[Data to process Boundary: Start]

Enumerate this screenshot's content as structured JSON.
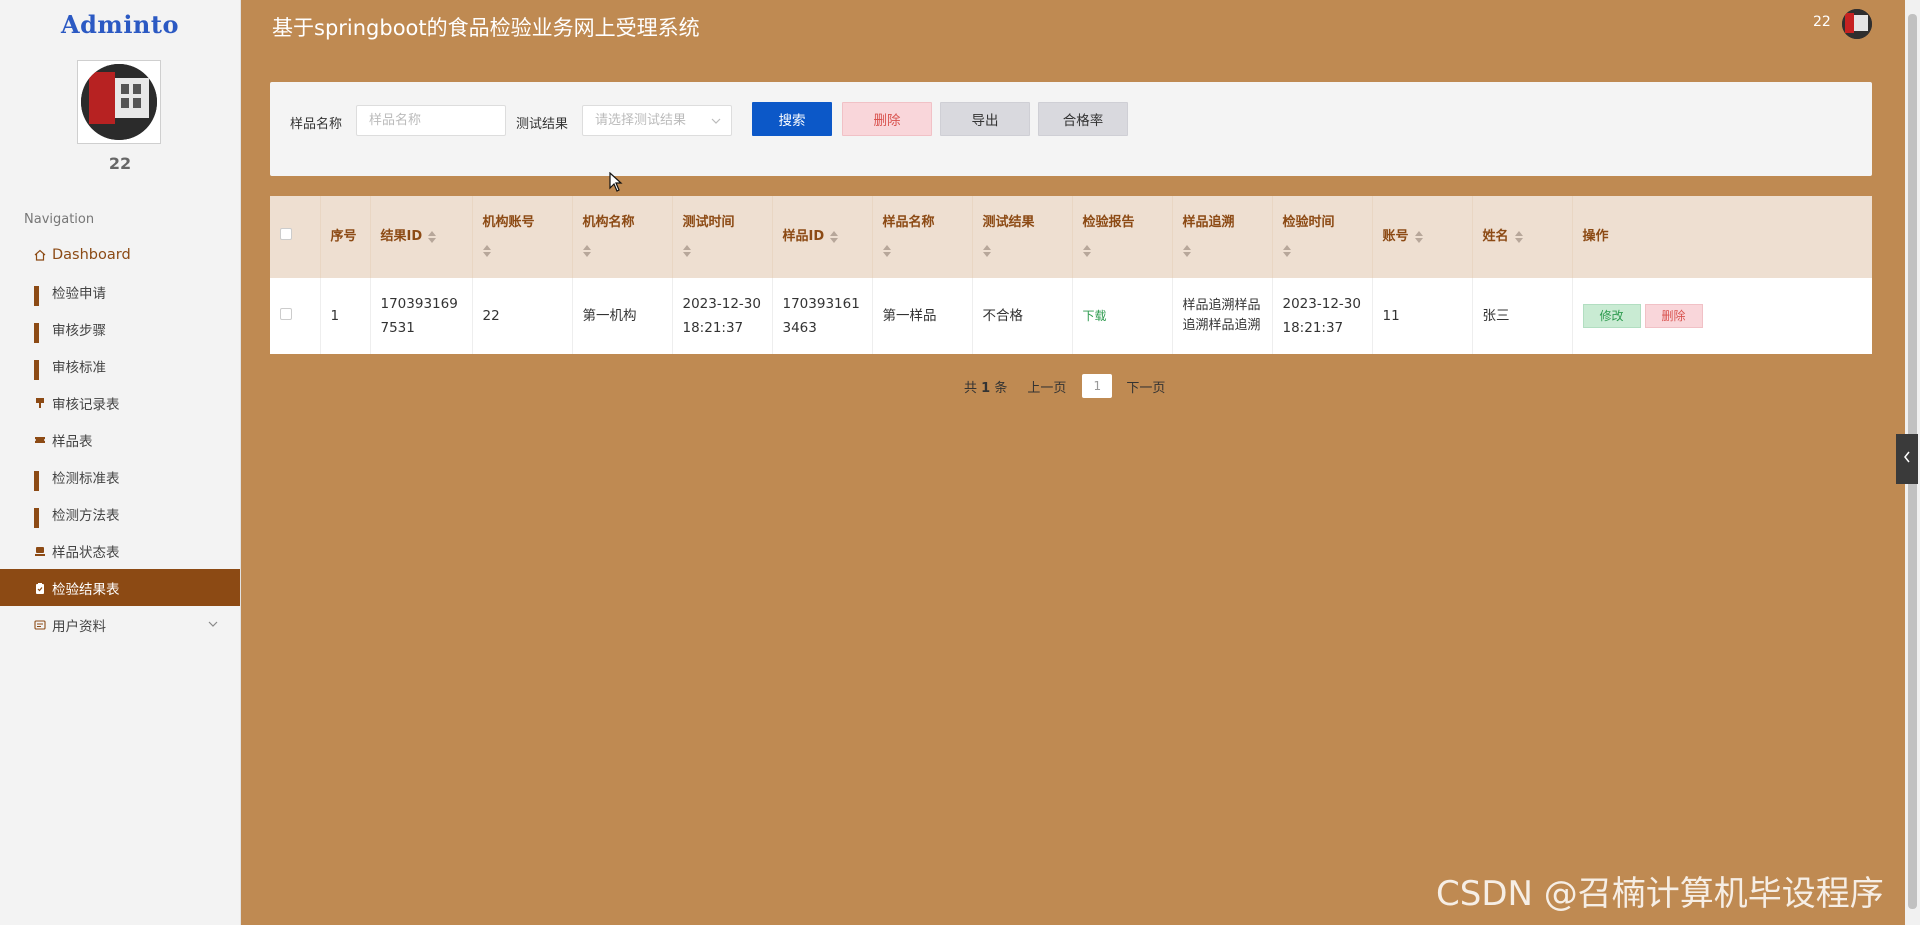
{
  "app": {
    "brand": "Adminto",
    "title": "基于springboot的食品检验业务网上受理系统",
    "top_username": "22"
  },
  "sidebar": {
    "username": "22",
    "nav_heading": "Navigation",
    "items": [
      {
        "label": "Dashboard",
        "icon": "home-icon",
        "active": false
      },
      {
        "label": "检验申请",
        "icon": "grid-icon",
        "active": false
      },
      {
        "label": "审核步骤",
        "icon": "grid-icon",
        "active": false
      },
      {
        "label": "审核标准",
        "icon": "grid-icon",
        "active": false
      },
      {
        "label": "审核记录表",
        "icon": "pin-icon",
        "active": false
      },
      {
        "label": "样品表",
        "icon": "ticket-icon",
        "active": false
      },
      {
        "label": "检测标准表",
        "icon": "grid-icon",
        "active": false
      },
      {
        "label": "检测方法表",
        "icon": "grid-icon",
        "active": false
      },
      {
        "label": "样品状态表",
        "icon": "stamp-icon",
        "active": false
      },
      {
        "label": "检验结果表",
        "icon": "clipboard-icon",
        "active": true
      },
      {
        "label": "用户资料",
        "icon": "card-icon",
        "active": false,
        "has_submenu": true
      }
    ]
  },
  "search": {
    "sample_name_label": "样品名称",
    "sample_name_placeholder": "样品名称",
    "test_result_label": "测试结果",
    "test_result_placeholder": "请选择测试结果",
    "search_button": "搜索",
    "delete_button": "删除",
    "export_button": "导出",
    "pass_rate_button": "合格率"
  },
  "table": {
    "columns": [
      "序号",
      "结果ID",
      "机构账号",
      "机构名称",
      "测试时间",
      "样品ID",
      "样品名称",
      "测试结果",
      "检验报告",
      "样品追溯",
      "检验时间",
      "账号",
      "姓名",
      "操作"
    ],
    "rows": [
      {
        "index": "1",
        "result_id": "1703931697531",
        "org_account": "22",
        "org_name": "第一机构",
        "test_time": "2023-12-30 18:21:37",
        "sample_id": "1703931613463",
        "sample_name": "第一样品",
        "test_result": "不合格",
        "report": "下载",
        "trace": "样品追溯样品追溯样品追溯",
        "inspect_time": "2023-12-30 18:21:37",
        "account": "11",
        "name": "张三",
        "edit": "修改",
        "delete": "删除"
      }
    ]
  },
  "pagination": {
    "total_prefix": "共",
    "total": "1",
    "total_suffix": "条",
    "prev": "上一页",
    "current": "1",
    "next": "下一页"
  },
  "watermark": "CSDN @召楠计算机毕设程序",
  "colors": {
    "page_bg": "#BF8A52",
    "accent": "#8C4A14",
    "primary": "#0C58C8"
  }
}
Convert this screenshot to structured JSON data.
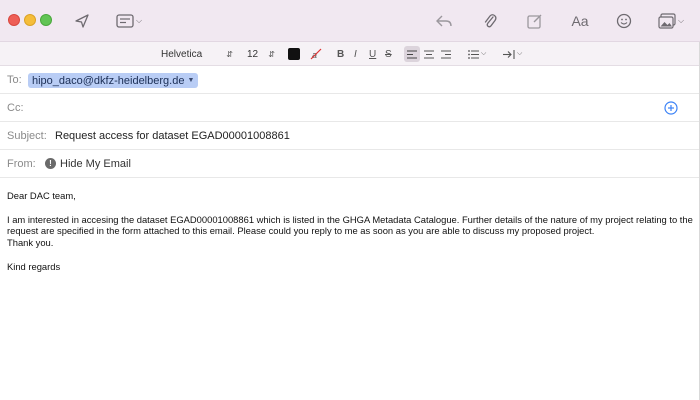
{
  "format_bar": {
    "font_name": "Helvetica",
    "font_size": "12",
    "text_color": "#111111",
    "bold": "B",
    "italic": "I",
    "underline": "U",
    "strike": "S"
  },
  "header": {
    "to_label": "To:",
    "to_recipient": "hipo_daco@dkfz-heidelberg.de",
    "cc_label": "Cc:",
    "subject_label": "Subject:",
    "subject_value": "Request access for dataset EGAD00001008861",
    "from_label": "From:",
    "from_icon_glyph": "!",
    "from_value": "Hide My Email"
  },
  "toolbar": {
    "icons": [
      "send-icon",
      "header-fields-icon",
      "reply-icon",
      "attach-icon",
      "markup-icon",
      "format-text-icon",
      "emoji-icon",
      "photo-browser-icon"
    ],
    "format_label": "Aa"
  },
  "colors": {
    "titlebar_bg": "#f1e8f1",
    "recipient_bg": "#b9cdf5",
    "accent": "#3b82f6"
  },
  "body": {
    "greeting": "Dear DAC team,",
    "paragraph": "I am interested in accesing the dataset EGAD00001008861 which is listed in the GHGA Metadata Catalogue. Further details of the nature of my project relating to the request are specified in the form attached to this email. Please could you reply to me as soon as you are able to discuss my proposed project.",
    "thanks": "Thank you.",
    "closing": "Kind regards"
  }
}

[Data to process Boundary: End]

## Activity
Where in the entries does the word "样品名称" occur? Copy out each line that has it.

## Response to the task
    "sample_name_label": "样品名称",
    "sample_name_placeholder": "样品名称",
      "样品名称",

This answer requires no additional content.